This has to be the year that California finally starts to regulate groundwater. It has to be.
Not since the drought of 1977 have water resources been in such dire straits. To cope, the state is taking drastic steps when it comes to surface water. Last week, the State Water Resources Control Board ordered more than 4,200 “junior” water rights holders in the Sacramento and San Joaquin watersheds to stop pumping water from streams and warned that, if things got worse, “senior” water rights holders might see restrictions as well.
This move will only put more pressure on farmers and water districts to turn to groundwater – a practice that has already had dramatic, and disturbing, results.
Wells have run dry; overdrafting of groundwater has caused the land to sink – up to 28 feet in some places in the Valley; and aquifers aren’t getting recharged.
There’s little the state can do, as California is the only dry western state that doesn’t have a comprehensive groundwater-management plan.
That must change. And as the drought gets worse, it pits people against one another, especially when a few exploit the water for their own profit.
That’s what happened last month in Merced County, where a deal between two landowners to sell millions of dollars worth of groundwater from their wells to an out-of-county water district erupted in outrage at a county Board of Supervisors meeting.
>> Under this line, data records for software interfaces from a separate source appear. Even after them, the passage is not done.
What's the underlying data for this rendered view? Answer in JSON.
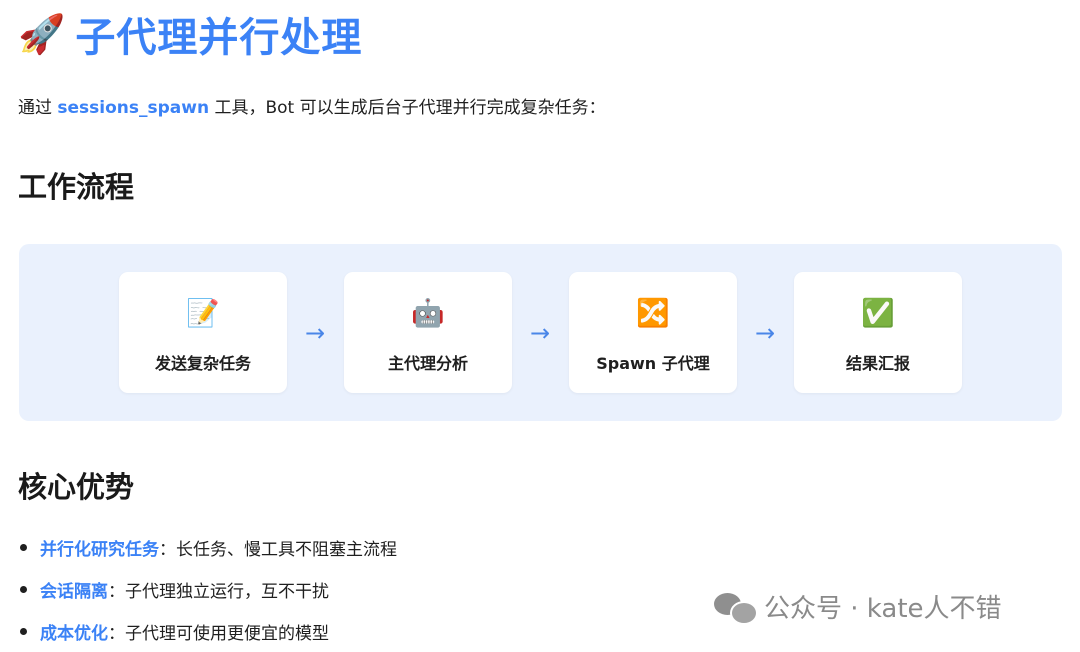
{
  "header": {
    "icon": "🚀",
    "icon_name": "rocket-icon",
    "title": "子代理并行处理"
  },
  "intro": {
    "prefix": "通过 ",
    "keyword": "sessions_spawn",
    "suffix": " 工具，Bot 可以生成后台子代理并行完成复杂任务："
  },
  "workflow": {
    "title": "工作流程",
    "steps": [
      {
        "icon": "📝",
        "icon_name": "memo-icon",
        "label": "发送复杂任务"
      },
      {
        "icon": "🤖",
        "icon_name": "robot-icon",
        "label": "主代理分析"
      },
      {
        "icon": "🔀",
        "icon_name": "shuffle-icon",
        "label": "Spawn 子代理"
      },
      {
        "icon": "✅",
        "icon_name": "check-mark-icon",
        "label": "结果汇报"
      }
    ],
    "arrow": "→"
  },
  "advantages": {
    "title": "核心优势",
    "items": [
      {
        "term": "并行化研究任务",
        "desc": "：长任务、慢工具不阻塞主流程"
      },
      {
        "term": "会话隔离",
        "desc": "：子代理独立运行，互不干扰"
      },
      {
        "term": "成本优化",
        "desc": "：子代理可使用更便宜的模型"
      }
    ]
  },
  "watermark": {
    "icon_name": "wechat-icon",
    "text": "公众号 · kate人不错"
  },
  "colors": {
    "accent": "#3b82f6",
    "panel_bg": "#eaf1fd",
    "arrow": "#4a86e8"
  }
}
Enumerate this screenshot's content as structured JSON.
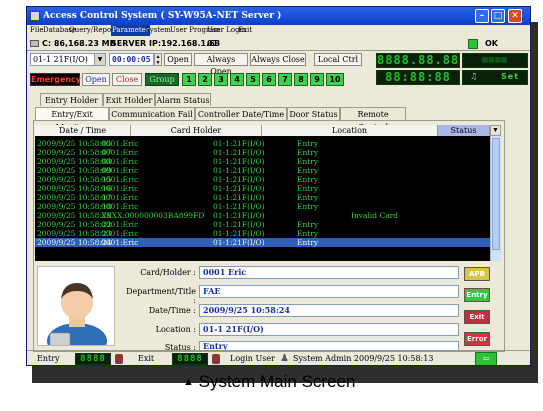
{
  "window": {
    "title": "Access Control System ( SY-W95A-NET Server )"
  },
  "menu": [
    {
      "label": "File",
      "active": false
    },
    {
      "label": "Database",
      "active": false
    },
    {
      "label": "Query/Report",
      "active": false
    },
    {
      "label": "Parameter",
      "active": true
    },
    {
      "label": "System",
      "active": false
    },
    {
      "label": "User Program",
      "active": false
    },
    {
      "label": "User Login",
      "active": false
    },
    {
      "label": "Exit",
      "active": false
    }
  ],
  "info": {
    "disk": "C: 86,168.23 MB",
    "server": "SERVER IP:192.168.1.63",
    "server_no": "01",
    "ok": "OK"
  },
  "toolbar": {
    "controller": "01-1 21F(I/O)",
    "time": "00:00:05",
    "open": "Open",
    "always_open": "Always Open",
    "always_close": "Always Close",
    "local_ctrl": "Local Ctrl",
    "emergency": "Emergency",
    "open2": "Open",
    "close": "Close",
    "group": "Group",
    "doors": [
      "1",
      "2",
      "3",
      "4",
      "5",
      "6",
      "7",
      "8",
      "9",
      "10"
    ],
    "lcd_top": "8888.88.88",
    "lcd_bottom": "88:88:88",
    "set": "Set"
  },
  "tabs_row1": [
    "Entry Holder",
    "Exit Holder",
    "Alarm Status"
  ],
  "tabs_row2": [
    "Entry/Exit Monitor",
    "Communication Fail",
    "Controller Date/Time",
    "Door Status",
    "Remote Control"
  ],
  "table": {
    "columns": [
      "Date / Time",
      "Card Holder",
      "Location",
      "Status"
    ],
    "rows": [
      {
        "dt": "2009/9/25  10:58:05",
        "holder": "0001:Eric",
        "location": "01-1:21F(I/O)",
        "status": "Entry",
        "extra": "",
        "selected": false
      },
      {
        "dt": "2009/9/25  10:58:07",
        "holder": "0001:Eric",
        "location": "01-1:21F(I/O)",
        "status": "Entry",
        "extra": "",
        "selected": false
      },
      {
        "dt": "2009/9/25  10:58:08",
        "holder": "0001:Eric",
        "location": "01-1:21F(I/O)",
        "status": "Entry",
        "extra": "",
        "selected": false
      },
      {
        "dt": "2009/9/25  10:58:09",
        "holder": "0001:Eric",
        "location": "01-1:21F(I/O)",
        "status": "Entry",
        "extra": "",
        "selected": false
      },
      {
        "dt": "2009/9/25  10:58:15",
        "holder": "0001:Eric",
        "location": "01-1:21F(I/O)",
        "status": "Entry",
        "extra": "",
        "selected": false
      },
      {
        "dt": "2009/9/25  10:58:16",
        "holder": "0001:Eric",
        "location": "01-1:21F(I/O)",
        "status": "Entry",
        "extra": "",
        "selected": false
      },
      {
        "dt": "2009/9/25  10:58:17",
        "holder": "0001:Eric",
        "location": "01-1:21F(I/O)",
        "status": "Entry",
        "extra": "",
        "selected": false
      },
      {
        "dt": "2009/9/25  10:58:18",
        "holder": "0001:Eric",
        "location": "01-1:21F(I/O)",
        "status": "Entry",
        "extra": "",
        "selected": false
      },
      {
        "dt": "2009/9/25  10:58:20",
        "holder": "XXXX:000000003BA899FD",
        "location": "01-1:21F(I/O)",
        "status": "",
        "extra": "Invalid Card",
        "selected": false
      },
      {
        "dt": "2009/9/25  10:58:22",
        "holder": "0001:Eric",
        "location": "01-1:21F(I/O)",
        "status": "Entry",
        "extra": "",
        "selected": false
      },
      {
        "dt": "2009/9/25  10:58:23",
        "holder": "0001:Eric",
        "location": "01-1:21F(I/O)",
        "status": "Entry",
        "extra": "",
        "selected": false
      },
      {
        "dt": "2009/9/25  10:58:24",
        "holder": "0001:Eric",
        "location": "01-1:21F(I/O)",
        "status": "Entry",
        "extra": "",
        "selected": true
      }
    ]
  },
  "details": {
    "card_holder_label": "Card/Holder :",
    "card_holder": "0001 Eric",
    "dept_label": "Department/Title :",
    "dept": "FAE",
    "datetime_label": "Date/Time :",
    "datetime": "2009/9/25 10:58:24",
    "location_label": "Location :",
    "location": "01-1 21F(I/O)",
    "status_label": "Status :",
    "status": "Entry"
  },
  "side_buttons": [
    {
      "label": "APB",
      "color": "#d9c34a"
    },
    {
      "label": "Entry",
      "color": "#37c43f"
    },
    {
      "label": "Exit",
      "color": "#c22f3a"
    },
    {
      "label": "Error",
      "color": "#d8323c"
    }
  ],
  "statusbar": {
    "entry_label": "Entry",
    "entry_count": "8888",
    "exit_label": "Exit",
    "exit_count": "8888",
    "login_label": "Login User",
    "login_info": "System Admin 2009/9/25 10:58:13"
  },
  "caption": "System Main Screen"
}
The board got wind of the deal only because the transfer of water requires using waterways managed by the U.S. Bureau of Reclamation, and it requires a public comment period.
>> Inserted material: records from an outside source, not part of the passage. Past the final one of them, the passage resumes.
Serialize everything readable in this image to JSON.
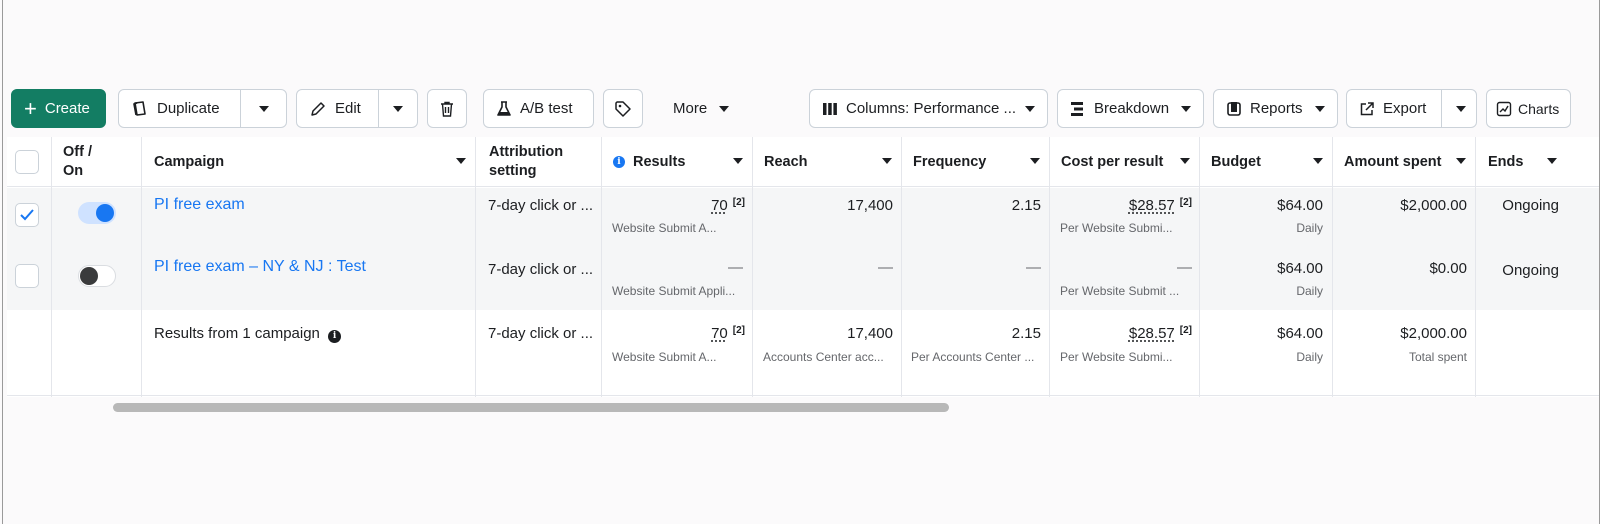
{
  "toolbar": {
    "create": "Create",
    "duplicate": "Duplicate",
    "edit": "Edit",
    "ab_test": "A/B test",
    "more": "More",
    "columns": "Columns: Performance ...",
    "breakdown": "Breakdown",
    "reports": "Reports",
    "export": "Export",
    "charts": "Charts"
  },
  "columns": {
    "off_on": "Off / On",
    "campaign": "Campaign",
    "attribution": "Attribution setting",
    "results": "Results",
    "reach": "Reach",
    "frequency": "Frequency",
    "cost_per_result": "Cost per result",
    "budget": "Budget",
    "amount_spent": "Amount spent",
    "ends": "Ends"
  },
  "rows": [
    {
      "selected": true,
      "on": true,
      "campaign": "PI free exam",
      "attribution": "7-day click or ...",
      "results": "70",
      "results_note": "[2]",
      "results_sub": "Website Submit A...",
      "reach": "17,400",
      "frequency": "2.15",
      "cost_per_result": "$28.57",
      "cost_note": "[2]",
      "cost_sub": "Per Website Submi...",
      "budget": "$64.00",
      "budget_sub": "Daily",
      "amount_spent": "$2,000.00",
      "ends": "Ongoing"
    },
    {
      "selected": false,
      "on": false,
      "campaign": "PI free exam – NY & NJ : Test",
      "attribution": "7-day click or ...",
      "results": "—",
      "results_sub": "Website Submit Appli...",
      "reach": "—",
      "frequency": "—",
      "cost_per_result": "—",
      "cost_sub": "Per Website Submit ...",
      "budget": "$64.00",
      "budget_sub": "Daily",
      "amount_spent": "$0.00",
      "ends": "Ongoing"
    }
  ],
  "summary": {
    "label": "Results from 1 campaign",
    "attribution": "7-day click or ...",
    "results": "70",
    "results_note": "[2]",
    "results_sub": "Website Submit A...",
    "reach": "17,400",
    "reach_sub": "Accounts Center acc...",
    "frequency": "2.15",
    "frequency_sub": "Per Accounts Center ...",
    "cost_per_result": "$28.57",
    "cost_note": "[2]",
    "cost_sub": "Per Website Submi...",
    "budget": "$64.00",
    "budget_sub": "Daily",
    "amount_spent": "$2,000.00",
    "amount_sub": "Total spent"
  },
  "colors": {
    "create_bg": "#137d63",
    "link": "#1877f2",
    "toggle_on": "#1877f2",
    "info": "#1877f2"
  },
  "icons": [
    "plus-icon",
    "duplicate-icon",
    "pencil-icon",
    "trash-icon",
    "flask-icon",
    "tag-icon",
    "columns-icon",
    "breakdown-icon",
    "reports-icon",
    "export-icon",
    "chart-icon",
    "info-icon",
    "check-icon"
  ]
}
Merced County does not have any rules to stop the two landowners from “groundwater mining,” or selling water pumped from their wells to buyers far away – in this case to the Del Puerto Water District representing mostly Stanislaus County farmers. All the board could do was send a letter in opposition.
Groundwater mining isn’t new, and has been roiling agricultural communities for years. But in a severe drought, this kind of commercialization of groundwater isn’t just unseemly, it’s reckless.
State water officials prefer that locals manage their own groundwater basins, and many already do. But the Merced story shows holes in the patchwork of state water regulation.
It seems like things are finally moving in the right direction. Sen. Fran Pavley, D-Agoura Hills, has legislation, Senate Bill 1168, to require local agencies to develop groundwater-management plans. There are other bills regarding groundwater management as well. The governor has also included nearly $5 million in his proposed 2014-15 budget for the Department of Water Resources to monitor groundwater levels and to step in when local or regional agencies fail to police their own groundwater basins.
Virtually everyone agrees that the state must manage its groundwater better. It’s high time to make that happen.